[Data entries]
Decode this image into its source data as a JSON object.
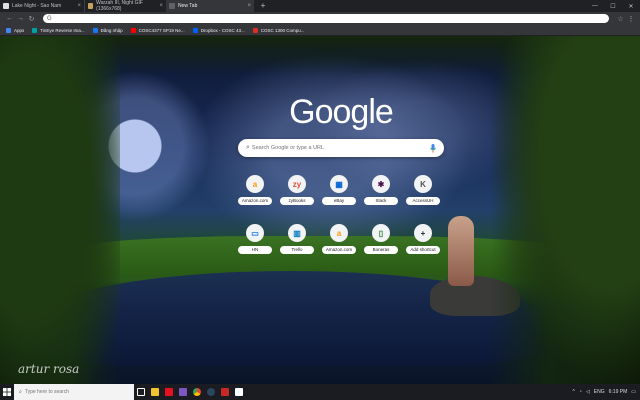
{
  "tabs": [
    {
      "title": "Lake Night - Sao Nam",
      "favicon_color": "#e0e0e0"
    },
    {
      "title": "Warzah III, Night GIF (1366x768)",
      "favicon_color": "#c8a060"
    },
    {
      "title": "New Tab",
      "favicon_color": "#5f6368"
    }
  ],
  "toolbar": {
    "omnibox_value": "",
    "omnibox_prefix": "G"
  },
  "bookmarks": [
    {
      "label": "Apps",
      "color": "#4285f4"
    },
    {
      "label": "TinEye Reverse Ima...",
      "color": "#00a3a3"
    },
    {
      "label": "Đăng nhập",
      "color": "#1877f2"
    },
    {
      "label": "COSC4377 SP19 Ne...",
      "color": "#ff0000"
    },
    {
      "label": "Dropbox - COSC 43...",
      "color": "#0061ff"
    },
    {
      "label": "COSC 1300 Compu...",
      "color": "#d93025"
    }
  ],
  "logo": {
    "text": "Google"
  },
  "search": {
    "placeholder": "Search Google or type a URL"
  },
  "shortcuts": [
    {
      "label": "Amazon.com",
      "glyph": "a",
      "color": "#ff9900"
    },
    {
      "label": "zyBooks",
      "glyph": "zy",
      "color": "#e94e3a"
    },
    {
      "label": "eBay",
      "glyph": "▦",
      "color": "#0064d2"
    },
    {
      "label": "Slack",
      "glyph": "✱",
      "color": "#4a154b"
    },
    {
      "label": "AccessUH",
      "glyph": "K",
      "color": "#555555"
    },
    {
      "label": "HN",
      "glyph": "▭",
      "color": "#1a73e8"
    },
    {
      "label": "Trello",
      "glyph": "▥",
      "color": "#0079bf"
    },
    {
      "label": "Amazon.com",
      "glyph": "a",
      "color": "#ff9900"
    },
    {
      "label": "Boneras",
      "glyph": "▯",
      "color": "#2e7d32"
    },
    {
      "label": "Add shortcut",
      "glyph": "+",
      "color": "#202124"
    }
  ],
  "watermark": "artur rosa",
  "taskbar": {
    "search_placeholder": "Type here to search",
    "apps": [
      {
        "name": "task-view",
        "color": "#ffffff"
      },
      {
        "name": "explorer",
        "color": "#f4c430"
      },
      {
        "name": "media",
        "color": "#e81123"
      },
      {
        "name": "visual-studio",
        "color": "#7e57c2"
      },
      {
        "name": "chrome",
        "color": "#34a853"
      },
      {
        "name": "steam",
        "color": "#1b2838"
      },
      {
        "name": "app-red",
        "color": "#c62828"
      },
      {
        "name": "photos",
        "color": "#ffffff"
      }
    ],
    "tray": {
      "lang": "ENG",
      "time": "6:19 PM"
    }
  }
}
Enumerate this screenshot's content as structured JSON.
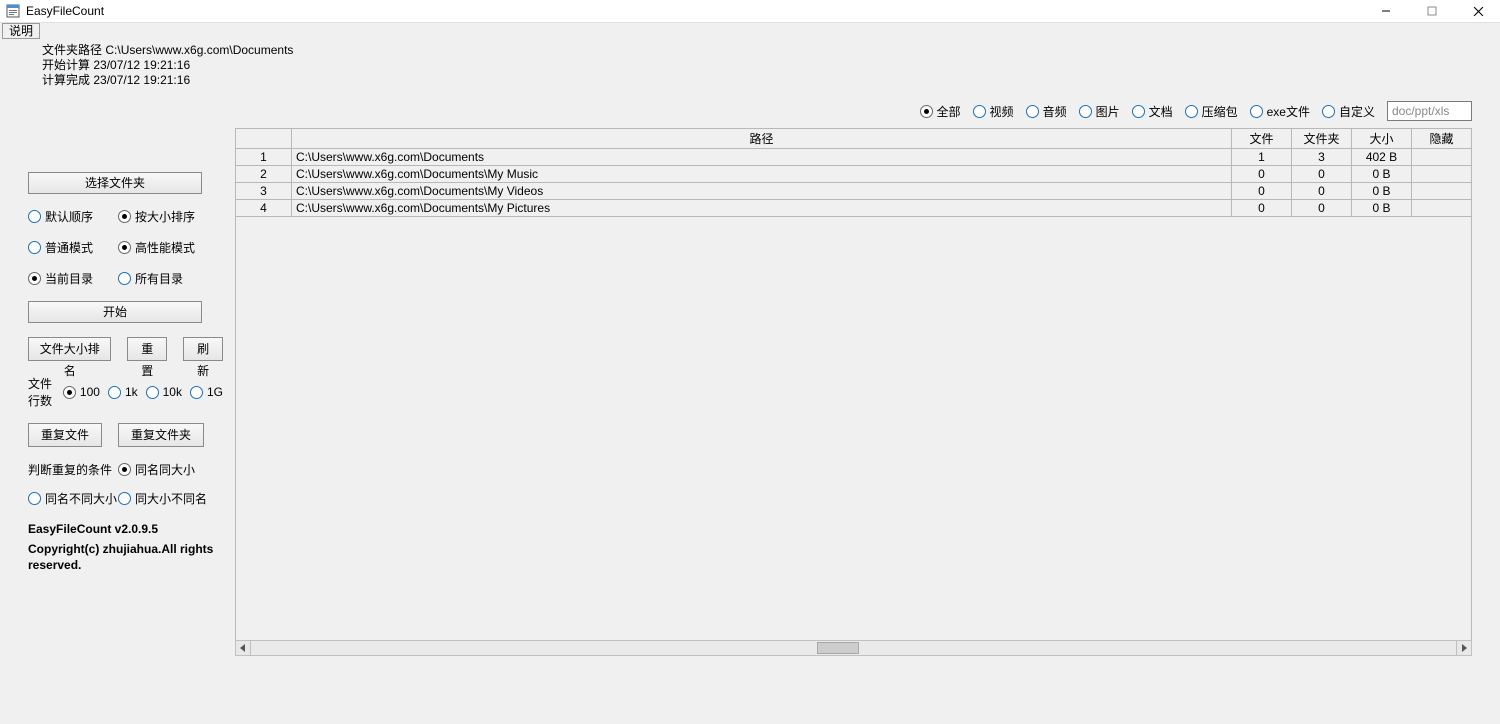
{
  "window": {
    "title": "EasyFileCount"
  },
  "menu": {
    "help": "说明"
  },
  "info": {
    "path_label": "文件夹路径",
    "path_value": "C:\\Users\\www.x6g.com\\Documents",
    "start_label": "开始计算",
    "start_time": "23/07/12 19:21:16",
    "done_label": "计算完成",
    "done_time": "23/07/12 19:21:16"
  },
  "filters": {
    "all": "全部",
    "video": "视频",
    "audio": "音频",
    "image": "图片",
    "document": "文档",
    "archive": "压缩包",
    "exe": "exe文件",
    "custom": "自定义",
    "custom_placeholder": "doc/ppt/xls"
  },
  "table": {
    "headers": {
      "index": "",
      "path": "路径",
      "files": "文件",
      "folders": "文件夹",
      "size": "大小",
      "hidden": "隐藏"
    },
    "rows": [
      {
        "idx": "1",
        "path": "C:\\Users\\www.x6g.com\\Documents",
        "files": "1",
        "folders": "3",
        "size": "402 B",
        "hidden": ""
      },
      {
        "idx": "2",
        "path": "C:\\Users\\www.x6g.com\\Documents\\My Music",
        "files": "0",
        "folders": "0",
        "size": "0 B",
        "hidden": ""
      },
      {
        "idx": "3",
        "path": "C:\\Users\\www.x6g.com\\Documents\\My Videos",
        "files": "0",
        "folders": "0",
        "size": "0 B",
        "hidden": ""
      },
      {
        "idx": "4",
        "path": "C:\\Users\\www.x6g.com\\Documents\\My Pictures",
        "files": "0",
        "folders": "0",
        "size": "0 B",
        "hidden": ""
      }
    ]
  },
  "sidebar": {
    "choose_folder": "选择文件夹",
    "sort_default": "默认顺序",
    "sort_size": "按大小排序",
    "mode_normal": "普通模式",
    "mode_perf": "高性能模式",
    "dir_current": "当前目录",
    "dir_all": "所有目录",
    "start": "开始",
    "filesize_rank": "文件大小排名",
    "reset": "重置",
    "refresh": "刷新",
    "rowcount_label": "文件行数",
    "rc_100": "100",
    "rc_1k": "1k",
    "rc_10k": "10k",
    "rc_1g": "1G",
    "dup_files": "重复文件",
    "dup_folders": "重复文件夹",
    "dup_cond_label": "判断重复的条件",
    "dup_same_name_size": "同名同大小",
    "dup_same_name_diff_size": "同名不同大小",
    "dup_same_size_diff_name": "同大小不同名",
    "version": "EasyFileCount v2.0.9.5",
    "copyright": "Copyright(c) zhujiahua.All rights reserved."
  }
}
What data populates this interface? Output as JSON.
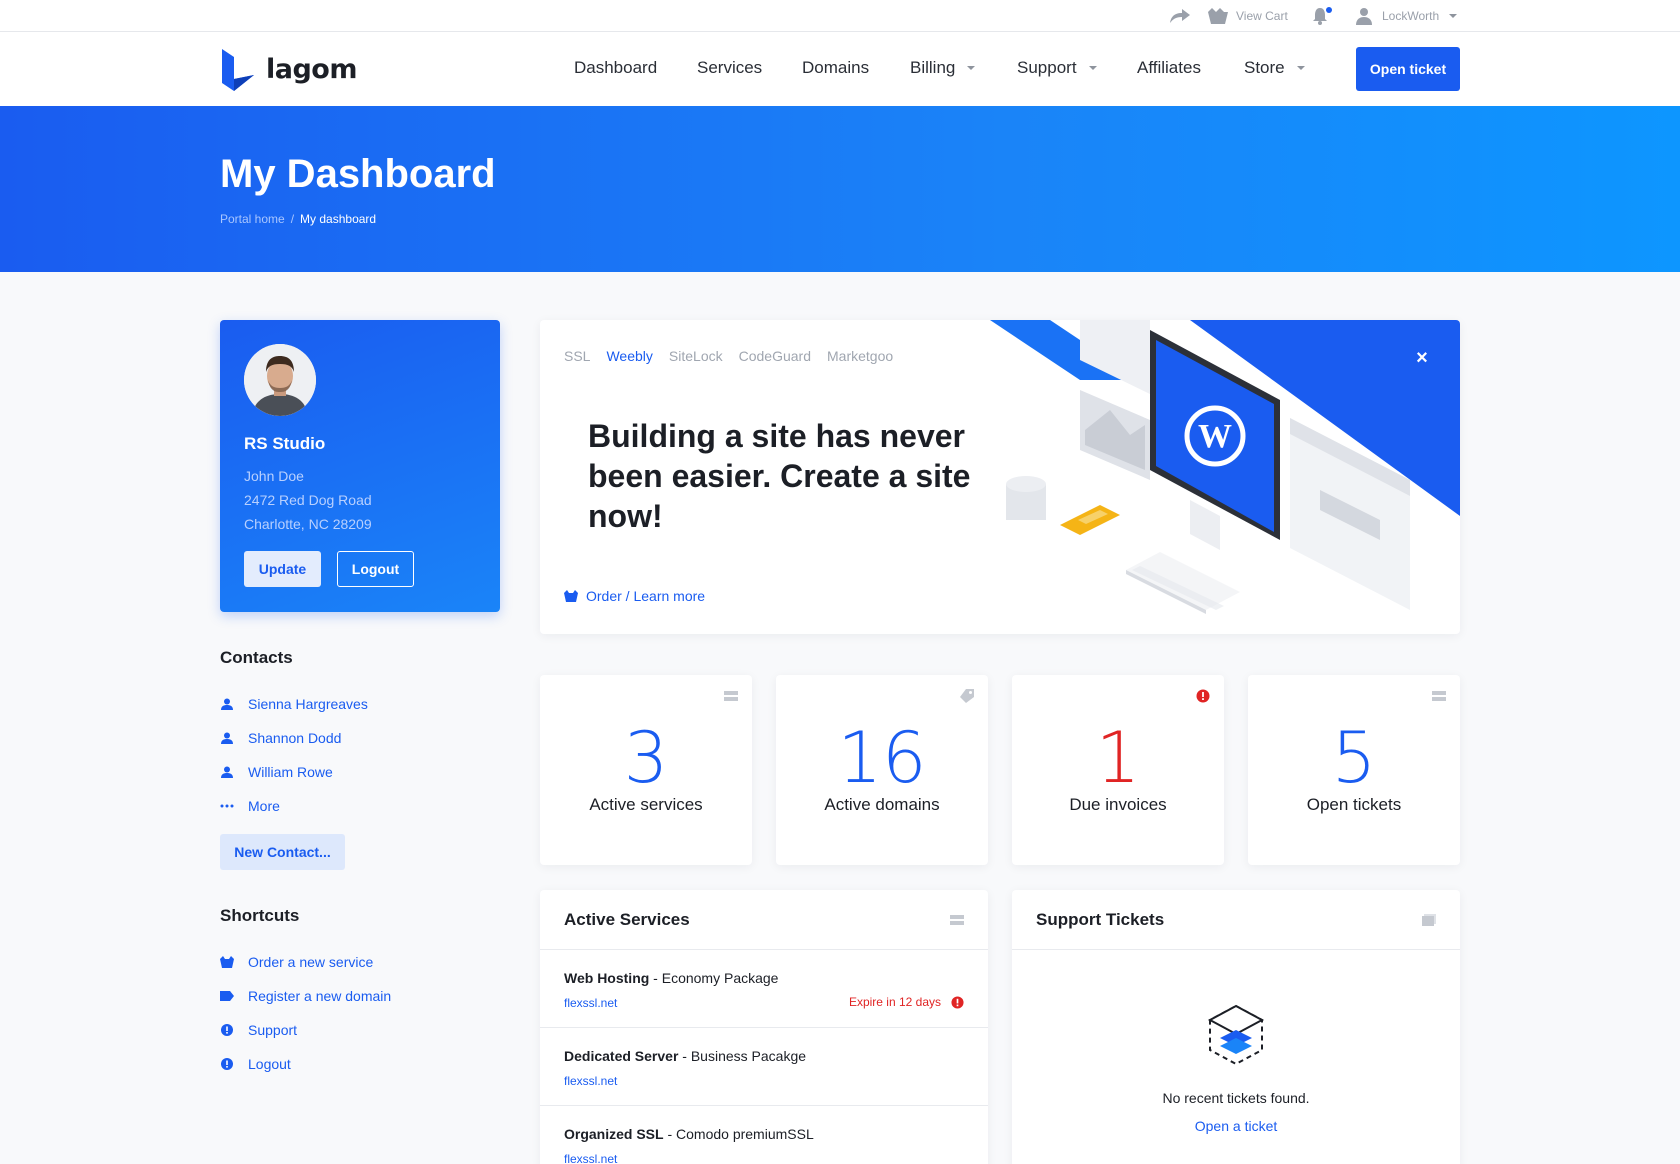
{
  "topbar": {
    "cart_label": "View Cart",
    "user_label": "LockWorth"
  },
  "brand": {
    "name": "lagom"
  },
  "nav": {
    "items": [
      {
        "label": "Dashboard"
      },
      {
        "label": "Services"
      },
      {
        "label": "Domains"
      },
      {
        "label": "Billing"
      },
      {
        "label": "Support"
      },
      {
        "label": "Affiliates"
      },
      {
        "label": "Store"
      }
    ],
    "cta_label": "Open ticket"
  },
  "hero": {
    "title": "My Dashboard",
    "breadcrumb": [
      "Portal home",
      "/",
      "My dashboard"
    ]
  },
  "profile": {
    "company": "RS Studio",
    "name": "John Doe",
    "address1": "2472 Red Dog Road",
    "address2": "Charlotte, NC 28209",
    "update_label": "Update",
    "logout_label": "Logout"
  },
  "contacts": {
    "title": "Contacts",
    "items": [
      "Sienna Hargreaves",
      "Shannon Dodd",
      "William Rowe"
    ],
    "more_label": "More",
    "new_label": "New Contact..."
  },
  "shortcuts": {
    "title": "Shortcuts",
    "items": [
      {
        "label": "Order a new service",
        "icon": "basket-icon"
      },
      {
        "label": "Register a new domain",
        "icon": "tag-icon"
      },
      {
        "label": "Support",
        "icon": "alert-circle-icon"
      },
      {
        "label": "Logout",
        "icon": "alert-circle-icon"
      }
    ]
  },
  "promo": {
    "tabs": [
      "SSL",
      "Weebly",
      "SiteLock",
      "CodeGuard",
      "Marketgoo"
    ],
    "active_tab": "Weebly",
    "headline": "Building a site has never been easier. Create a site now!",
    "link_label": "Order / Learn more",
    "close_label": "×"
  },
  "stats": [
    {
      "value": "3",
      "label": "Active services",
      "color": "#1a5cf0",
      "icon": "server-icon"
    },
    {
      "value": "16",
      "label": "Active domains",
      "color": "#1a5cf0",
      "icon": "tag-icon"
    },
    {
      "value": "1",
      "label": "Due invoices",
      "color": "#e02424",
      "icon": "alert-icon"
    },
    {
      "value": "5",
      "label": "Open tickets",
      "color": "#1a5cf0",
      "icon": "server-icon"
    }
  ],
  "active_services": {
    "title": "Active Services",
    "rows": [
      {
        "product": "Web Hosting",
        "plan": " - Economy Package",
        "domain": "flexssl.net",
        "status": "Expire in 12 days"
      },
      {
        "product": "Dedicated Server",
        "plan": " - Business Pacakge",
        "domain": "flexssl.net",
        "status": ""
      },
      {
        "product": "Organized SSL",
        "plan": " - Comodo premiumSSL",
        "domain": "flexssl.net",
        "status": ""
      }
    ]
  },
  "support_tickets": {
    "title": "Support Tickets",
    "empty_text": "No recent tickets found.",
    "open_label": "Open a ticket"
  },
  "colors": {
    "primary": "#1a5cf0",
    "danger": "#e02424"
  }
}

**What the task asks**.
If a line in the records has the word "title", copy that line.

**Task result**.
      "title": "Lake Night - Sao Nam",
      "title": "Warzah III, Night GIF (1366x768)",
      "title": "New Tab",
    "title": "EasyFileCount"
    "title": "My Dashboard",
    "title": "Contacts",
    "title": "Shortcuts",
    "title": "Active Services",
    "title": "Support Tickets",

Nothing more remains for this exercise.